Work to complete » For the data below, work out how many lines include the string "author" and report only the number.

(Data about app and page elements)

------------------------

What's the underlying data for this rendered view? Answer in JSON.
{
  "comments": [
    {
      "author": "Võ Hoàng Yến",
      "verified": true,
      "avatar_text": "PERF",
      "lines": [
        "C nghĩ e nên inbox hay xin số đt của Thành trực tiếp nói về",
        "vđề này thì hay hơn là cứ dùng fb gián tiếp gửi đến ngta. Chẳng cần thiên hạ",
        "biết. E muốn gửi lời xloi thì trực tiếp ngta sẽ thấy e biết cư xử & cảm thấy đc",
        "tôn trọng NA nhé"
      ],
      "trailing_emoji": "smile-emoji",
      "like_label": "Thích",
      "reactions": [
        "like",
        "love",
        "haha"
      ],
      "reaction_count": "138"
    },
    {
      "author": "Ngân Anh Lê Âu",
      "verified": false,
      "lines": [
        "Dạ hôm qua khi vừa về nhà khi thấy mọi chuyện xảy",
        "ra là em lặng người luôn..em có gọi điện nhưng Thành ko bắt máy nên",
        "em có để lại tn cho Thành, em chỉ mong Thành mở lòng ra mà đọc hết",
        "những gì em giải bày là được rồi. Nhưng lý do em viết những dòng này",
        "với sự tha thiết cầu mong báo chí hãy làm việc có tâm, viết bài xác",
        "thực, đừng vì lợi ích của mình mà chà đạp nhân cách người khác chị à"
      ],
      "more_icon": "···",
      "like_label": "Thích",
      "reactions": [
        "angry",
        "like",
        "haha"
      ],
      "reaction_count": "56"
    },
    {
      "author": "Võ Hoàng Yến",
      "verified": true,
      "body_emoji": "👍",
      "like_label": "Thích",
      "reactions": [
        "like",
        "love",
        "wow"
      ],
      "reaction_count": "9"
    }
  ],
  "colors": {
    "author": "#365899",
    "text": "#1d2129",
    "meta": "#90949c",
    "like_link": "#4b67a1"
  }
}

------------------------

Solution below » 4